Q: What would you say is your most famous hack?
A: Motorola Corp. [A hack] targeting researcher Neal Clift when I was 17. Other people consider it big, but I didn’t at the time. I compromised all of the telephone switches in California, New York, Chicago, and Maryland. I was able to eavesdrop on the telephone lines at the NSA [National Security Agency] by accessing a telephone switch out there. The phones would be routed through the PSTN that weren’t secure, so I worked out a way to listen to their conversations. I did it one time and verified I could do it, but I never did it again because I was afraid that I was messing with somebody I did not want to mess with. Thinking post-9/11, that was pretty serious. If I could have done it when I was a kid at 17, what could a well-funded adversarial group do today? Or even a phone-company insider? That’s what I think about. That’s why I wouldn’t discuss any classified information over the PSTN because its network is at the mercy of the phone-company personnel. So I had the same capability as a phone-company technician, but really from the outside by hacking into their network.
Q: What are some things you did that were not widely reported?
A: Well, it had been reported that I was able to do a social-engineering attack on Motorola to get an employee to send me source code. But it wasn’t reported that I actually penetrated its network.
Q: Do you have any remorse over your early hacking?
A: Definitely. I caused a lot of trouble for a lot of companies for my own entertainment. It was the wrong thing to do, and it was immature. If I had to do it all over again, I certainly wouldn’t do it. On the other side, I did have fun doing what I had done, but did my entertainment justify stepping on other people’s copyrights? Hopefully, my contributions today will help other would-be victims, to protect them from the threats today. I made some serious mistakes.
Q: What would you say to a teenager thinking of hacking?
A: I would really vigorously encourage them not to follow in my footsteps, and to be careful, because in today’s world, hacking has become a very serious offense. Back in my time—starting in the ’80s—hacking was considered cool, even though it was still illegal. But there was a coolness factor. Now it has all changed. Don’t forget you are interrupting a business. Why do that just to get your kicks? It is not a smart thing to do. Look for entertainment elsewhere. You are having a lot of traditional criminals using computers for theft. Organized crime and traditional criminals have adopted or acquired hacking skills to pull off their capers.

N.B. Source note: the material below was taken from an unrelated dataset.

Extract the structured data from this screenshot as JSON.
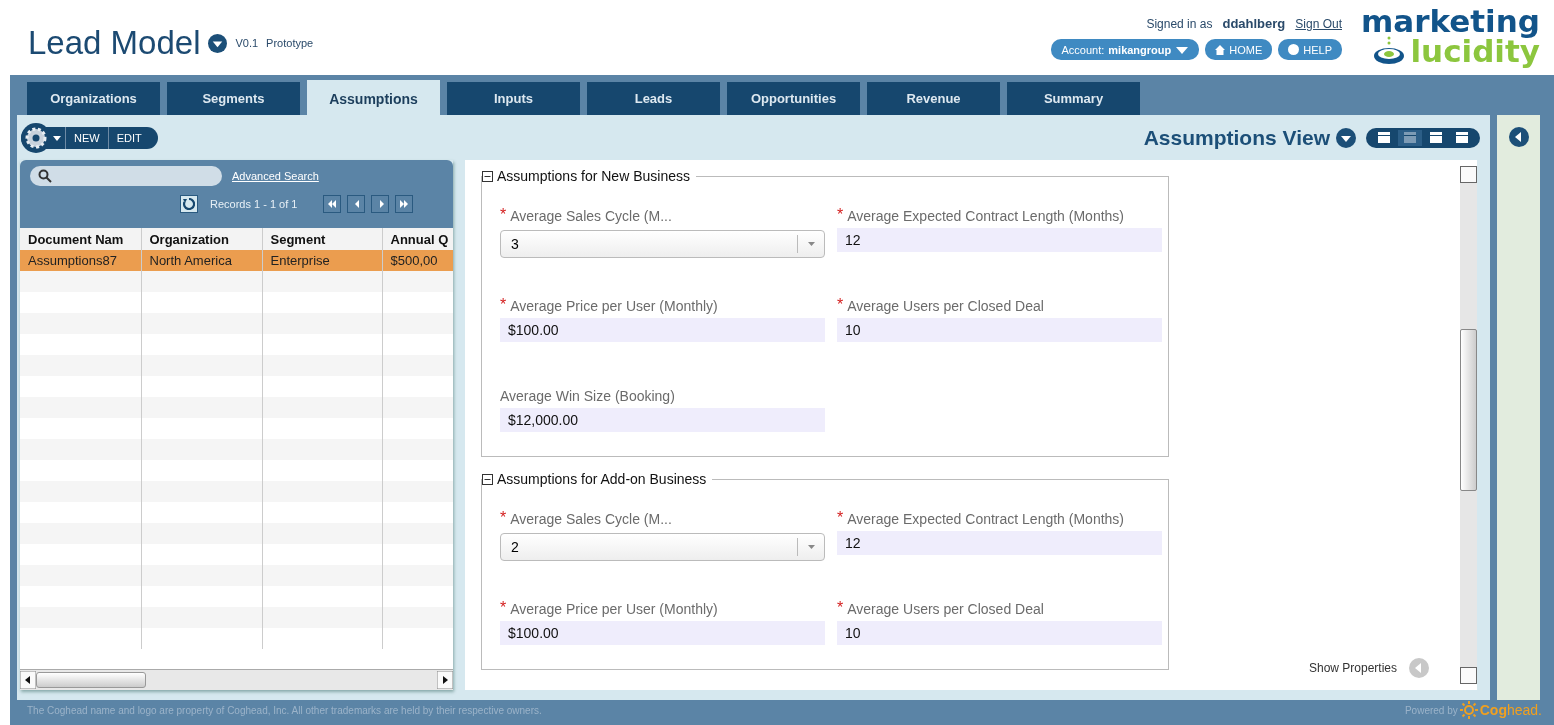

Q: Do you sometimes wonder if you are still being watched, if the FBI is still listening?
A: They probably are, so say hello! They definitely are, with the Patriot Act and with me being a high-priority target. I assume I am still being monitored!